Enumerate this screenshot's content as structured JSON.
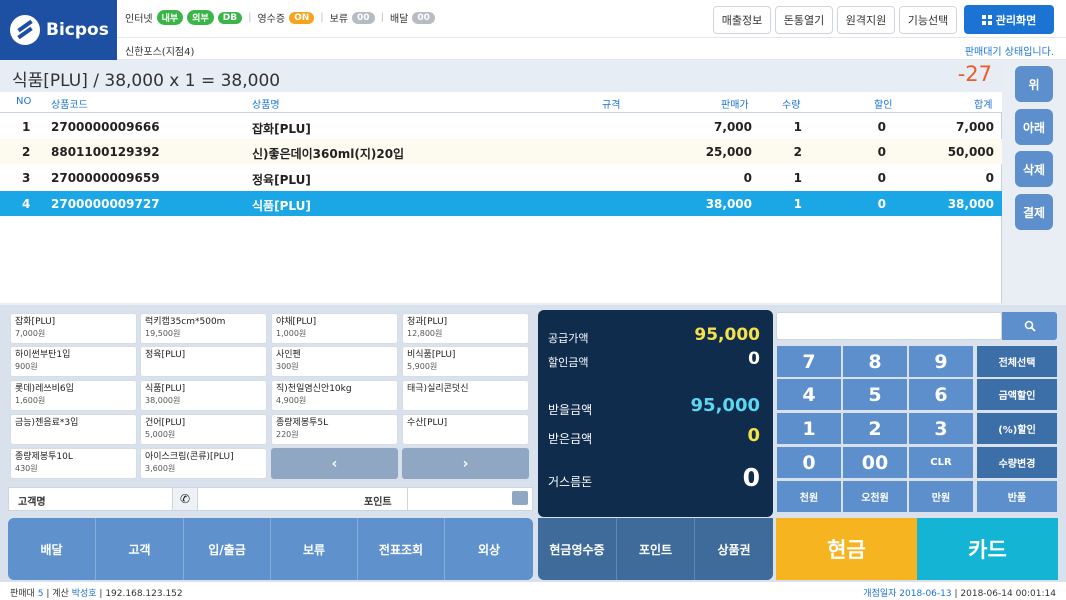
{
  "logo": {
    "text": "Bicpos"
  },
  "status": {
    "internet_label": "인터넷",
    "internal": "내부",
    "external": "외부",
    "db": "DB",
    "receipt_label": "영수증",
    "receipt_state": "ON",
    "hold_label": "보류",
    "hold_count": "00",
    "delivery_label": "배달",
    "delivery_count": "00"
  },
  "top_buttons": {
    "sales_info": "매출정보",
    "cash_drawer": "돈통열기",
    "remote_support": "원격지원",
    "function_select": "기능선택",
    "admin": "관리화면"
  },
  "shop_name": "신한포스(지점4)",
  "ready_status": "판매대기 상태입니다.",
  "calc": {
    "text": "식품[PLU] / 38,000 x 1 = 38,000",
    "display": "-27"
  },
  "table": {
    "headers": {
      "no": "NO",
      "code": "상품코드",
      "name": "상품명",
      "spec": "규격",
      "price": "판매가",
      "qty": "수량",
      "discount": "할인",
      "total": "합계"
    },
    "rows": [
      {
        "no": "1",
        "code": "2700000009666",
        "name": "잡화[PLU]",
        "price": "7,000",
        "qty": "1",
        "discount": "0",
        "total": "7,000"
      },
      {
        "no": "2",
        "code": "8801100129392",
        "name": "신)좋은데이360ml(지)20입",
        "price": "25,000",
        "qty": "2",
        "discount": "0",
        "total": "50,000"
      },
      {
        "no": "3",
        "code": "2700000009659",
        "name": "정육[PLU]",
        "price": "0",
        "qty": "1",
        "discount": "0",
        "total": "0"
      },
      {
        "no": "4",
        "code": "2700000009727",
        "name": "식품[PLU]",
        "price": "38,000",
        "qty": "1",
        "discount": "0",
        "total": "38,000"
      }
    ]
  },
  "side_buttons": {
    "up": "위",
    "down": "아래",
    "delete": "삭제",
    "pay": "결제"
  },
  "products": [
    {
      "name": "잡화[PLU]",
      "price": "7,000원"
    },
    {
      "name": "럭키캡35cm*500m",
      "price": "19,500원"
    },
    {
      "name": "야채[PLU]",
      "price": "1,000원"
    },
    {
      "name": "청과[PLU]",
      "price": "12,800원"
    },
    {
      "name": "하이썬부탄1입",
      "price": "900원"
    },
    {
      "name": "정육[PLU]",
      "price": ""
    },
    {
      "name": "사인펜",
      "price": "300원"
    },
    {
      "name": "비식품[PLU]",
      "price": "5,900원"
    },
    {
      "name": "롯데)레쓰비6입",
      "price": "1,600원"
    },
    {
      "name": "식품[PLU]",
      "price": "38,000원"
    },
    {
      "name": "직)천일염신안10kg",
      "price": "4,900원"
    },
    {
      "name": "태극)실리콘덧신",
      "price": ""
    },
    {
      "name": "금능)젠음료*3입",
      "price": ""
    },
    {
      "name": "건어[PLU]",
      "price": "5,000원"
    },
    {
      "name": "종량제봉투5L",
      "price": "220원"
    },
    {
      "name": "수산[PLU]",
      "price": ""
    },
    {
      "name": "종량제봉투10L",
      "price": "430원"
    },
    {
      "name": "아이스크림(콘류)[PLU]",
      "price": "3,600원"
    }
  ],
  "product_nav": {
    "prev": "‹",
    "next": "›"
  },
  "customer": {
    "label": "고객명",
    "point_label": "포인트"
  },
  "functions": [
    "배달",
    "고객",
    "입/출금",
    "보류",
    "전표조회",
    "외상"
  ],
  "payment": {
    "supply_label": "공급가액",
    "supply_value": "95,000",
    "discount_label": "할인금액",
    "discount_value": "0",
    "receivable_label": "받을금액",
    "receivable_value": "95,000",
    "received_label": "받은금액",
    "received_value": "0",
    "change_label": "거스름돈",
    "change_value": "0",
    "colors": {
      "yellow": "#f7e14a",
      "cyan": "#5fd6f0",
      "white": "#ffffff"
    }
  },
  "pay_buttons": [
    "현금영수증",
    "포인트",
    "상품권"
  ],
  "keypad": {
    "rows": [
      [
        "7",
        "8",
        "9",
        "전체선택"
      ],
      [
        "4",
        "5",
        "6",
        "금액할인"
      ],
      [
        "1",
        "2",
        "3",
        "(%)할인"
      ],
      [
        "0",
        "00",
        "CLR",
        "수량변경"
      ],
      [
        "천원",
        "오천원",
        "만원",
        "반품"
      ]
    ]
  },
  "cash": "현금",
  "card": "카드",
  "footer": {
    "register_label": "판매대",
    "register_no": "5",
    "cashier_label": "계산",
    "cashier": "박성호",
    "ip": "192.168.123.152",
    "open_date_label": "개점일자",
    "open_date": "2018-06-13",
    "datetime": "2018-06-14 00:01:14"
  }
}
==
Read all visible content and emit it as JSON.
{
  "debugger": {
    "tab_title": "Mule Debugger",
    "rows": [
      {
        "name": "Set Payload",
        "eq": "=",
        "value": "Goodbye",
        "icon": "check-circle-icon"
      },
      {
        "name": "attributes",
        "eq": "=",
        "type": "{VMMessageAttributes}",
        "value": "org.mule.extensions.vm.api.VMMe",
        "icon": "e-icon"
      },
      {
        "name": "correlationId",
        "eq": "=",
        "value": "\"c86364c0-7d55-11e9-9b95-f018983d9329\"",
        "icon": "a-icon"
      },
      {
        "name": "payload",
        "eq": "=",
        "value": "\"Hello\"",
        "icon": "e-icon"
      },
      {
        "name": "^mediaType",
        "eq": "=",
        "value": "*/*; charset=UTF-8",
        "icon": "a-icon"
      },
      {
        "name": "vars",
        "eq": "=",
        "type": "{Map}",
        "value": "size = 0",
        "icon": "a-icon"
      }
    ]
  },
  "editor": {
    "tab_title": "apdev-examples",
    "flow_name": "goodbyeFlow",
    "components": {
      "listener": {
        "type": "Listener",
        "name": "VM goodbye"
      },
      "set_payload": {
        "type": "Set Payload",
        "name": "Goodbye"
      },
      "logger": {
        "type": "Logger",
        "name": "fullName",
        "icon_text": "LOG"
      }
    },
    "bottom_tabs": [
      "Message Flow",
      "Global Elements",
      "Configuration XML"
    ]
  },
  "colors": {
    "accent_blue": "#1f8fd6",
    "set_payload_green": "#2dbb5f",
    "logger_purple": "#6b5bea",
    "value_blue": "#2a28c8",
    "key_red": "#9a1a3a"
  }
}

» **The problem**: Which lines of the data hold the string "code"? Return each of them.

» **Response to this task**:
      "code": "상품코드",
        "code": "2700000009666",
        "code": "8801100129392",
        "code": "2700000009659",
        "code": "2700000009727",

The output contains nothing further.